A few weeks ago I bought my first “new” bow, and although it’s not considered “top of the line,” I couldn’t be happier to have it in my hunting arsenal. After the draw weight and length had been adjusted from the factory settings, I remember nocking that first arrow, letting it fly, and thinking how perfect it felt. It wasn’t my first time shooting, or even owning a bow – I had a hand-me-down with a draw length two inches too long. However, better fit wasn’t what made this bow so great. This purchase signified the beginning of a new stage for me as a hunter. It marked the end of shooting at targets just for fun and the beginning of becoming a serious bowhunter.
As I enter into this new hunting stage, I am continually researching and running through scenarios in my head. Each day, as the rut draws closer, serves as a reminder that things will be different this season. I won’t have crosshairs to rely on, and reloading won’t be as simple as jacking in another round. I understand that I will be exposed, and movements that may have been acceptable in a blind during rifle season will no longer do here.
But of everything I am learning about bowhunting, I know enough to realize there’s a lot I can’t know yet. I don’t know how I will react when a deer comes beneath my tree. I don’t know how I’ll grab and draw my bow without being detected, or how I’ll steady myself enough to make a shot. I don’t know yet what my physical limits are and when “cold” will become “too cold” for me. What I know for sure is that I’ll be there, and I’ll be trying, and most importantly, I’ll be appreciating each new experience.

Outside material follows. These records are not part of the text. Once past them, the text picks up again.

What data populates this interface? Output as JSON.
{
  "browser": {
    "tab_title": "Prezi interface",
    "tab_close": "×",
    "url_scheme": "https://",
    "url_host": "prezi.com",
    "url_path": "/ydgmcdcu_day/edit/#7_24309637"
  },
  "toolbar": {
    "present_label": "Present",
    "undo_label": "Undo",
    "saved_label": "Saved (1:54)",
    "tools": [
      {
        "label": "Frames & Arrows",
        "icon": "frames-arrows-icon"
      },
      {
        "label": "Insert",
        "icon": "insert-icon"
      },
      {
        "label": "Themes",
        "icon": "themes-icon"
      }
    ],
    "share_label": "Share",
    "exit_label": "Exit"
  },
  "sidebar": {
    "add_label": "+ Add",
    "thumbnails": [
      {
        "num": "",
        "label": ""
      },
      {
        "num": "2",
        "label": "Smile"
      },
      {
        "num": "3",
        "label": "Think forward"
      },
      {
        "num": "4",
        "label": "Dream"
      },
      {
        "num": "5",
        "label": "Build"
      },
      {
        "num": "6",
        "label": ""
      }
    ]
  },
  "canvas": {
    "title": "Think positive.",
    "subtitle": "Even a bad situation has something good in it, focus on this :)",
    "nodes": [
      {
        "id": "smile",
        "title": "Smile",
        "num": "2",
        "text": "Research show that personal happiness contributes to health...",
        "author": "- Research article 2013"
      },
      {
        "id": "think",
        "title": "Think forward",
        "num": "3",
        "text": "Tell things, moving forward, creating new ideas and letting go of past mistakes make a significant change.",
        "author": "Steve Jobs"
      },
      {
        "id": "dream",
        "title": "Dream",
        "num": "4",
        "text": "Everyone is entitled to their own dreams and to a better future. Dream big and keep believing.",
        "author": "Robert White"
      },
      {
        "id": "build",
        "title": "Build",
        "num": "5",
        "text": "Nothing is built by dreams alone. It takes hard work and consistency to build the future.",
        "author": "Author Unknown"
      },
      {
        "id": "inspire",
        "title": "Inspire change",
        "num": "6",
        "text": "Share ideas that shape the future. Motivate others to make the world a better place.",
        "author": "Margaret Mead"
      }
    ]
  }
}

Henry David Thoreau said “. . . what you get by achieving your goals is not as important as what you become by achieving your goals.” During this bow season, I hope I take a deer and have a story worthy of another column, but more importantly, I hope I become a bowhunter worthy of taking a deer.
‘Till next time, let ‘em fly.